--- Exercise inputs ---

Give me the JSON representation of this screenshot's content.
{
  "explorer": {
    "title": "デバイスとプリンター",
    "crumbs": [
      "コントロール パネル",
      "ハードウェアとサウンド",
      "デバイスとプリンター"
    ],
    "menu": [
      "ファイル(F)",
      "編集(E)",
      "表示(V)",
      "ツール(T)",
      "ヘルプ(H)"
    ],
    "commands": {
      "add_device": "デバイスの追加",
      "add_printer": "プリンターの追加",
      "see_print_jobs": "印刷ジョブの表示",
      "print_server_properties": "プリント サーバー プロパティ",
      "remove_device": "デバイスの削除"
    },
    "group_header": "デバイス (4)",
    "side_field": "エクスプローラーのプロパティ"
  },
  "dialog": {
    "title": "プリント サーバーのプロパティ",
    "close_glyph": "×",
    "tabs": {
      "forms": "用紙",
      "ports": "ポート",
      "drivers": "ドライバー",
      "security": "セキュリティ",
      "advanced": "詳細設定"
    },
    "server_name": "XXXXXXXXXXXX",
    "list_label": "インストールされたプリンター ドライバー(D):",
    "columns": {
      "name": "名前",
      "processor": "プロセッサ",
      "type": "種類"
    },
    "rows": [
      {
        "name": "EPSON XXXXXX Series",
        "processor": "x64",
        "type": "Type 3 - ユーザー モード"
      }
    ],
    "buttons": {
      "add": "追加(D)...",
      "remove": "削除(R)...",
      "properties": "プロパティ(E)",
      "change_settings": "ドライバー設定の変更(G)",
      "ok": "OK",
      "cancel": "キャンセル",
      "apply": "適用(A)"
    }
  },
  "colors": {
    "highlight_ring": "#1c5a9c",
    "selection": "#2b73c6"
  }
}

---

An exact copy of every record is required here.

Give me the JSON representation of this screenshot's content.
{
  "explorer": {
    "title": "デバイスとプリンター",
    "crumbs": [
      "コントロール パネル",
      "ハードウェアとサウンド",
      "デバイスとプリンター"
    ],
    "menu": [
      "ファイル(F)",
      "編集(E)",
      "表示(V)",
      "ツール(T)",
      "ヘルプ(H)"
    ],
    "commands": {
      "add_device": "デバイスの追加",
      "add_printer": "プリンターの追加",
      "see_print_jobs": "印刷ジョブの表示",
      "print_server_properties": "プリント サーバー プロパティ",
      "remove_device": "デバイスの削除"
    },
    "group_header": "デバイス (4)",
    "side_field": "エクスプローラーのプロパティ"
  },
  "dialog": {
    "title": "プリント サーバーのプロパティ",
    "close_glyph": "×",
    "tabs": {
      "forms": "用紙",
      "ports": "ポート",
      "drivers": "ドライバー",
      "security": "セキュリティ",
      "advanced": "詳細設定"
    },
    "server_name": "XXXXXXXXXXXX",
    "list_label": "インストールされたプリンター ドライバー(D):",
    "columns": {
      "name": "名前",
      "processor": "プロセッサ",
      "type": "種類"
    },
    "rows": [
      {
        "name": "EPSON XXXXXX Series",
        "processor": "x64",
        "type": "Type 3 - ユーザー モード"
      }
    ],
    "buttons": {
      "add": "追加(D)...",
      "remove": "削除(R)...",
      "properties": "プロパティ(E)",
      "change_settings": "ドライバー設定の変更(G)",
      "ok": "OK",
      "cancel": "キャンセル",
      "apply": "適用(A)"
    }
  },
  "colors": {
    "highlight_ring": "#1c5a9c",
    "selection": "#2b73c6"
  }
}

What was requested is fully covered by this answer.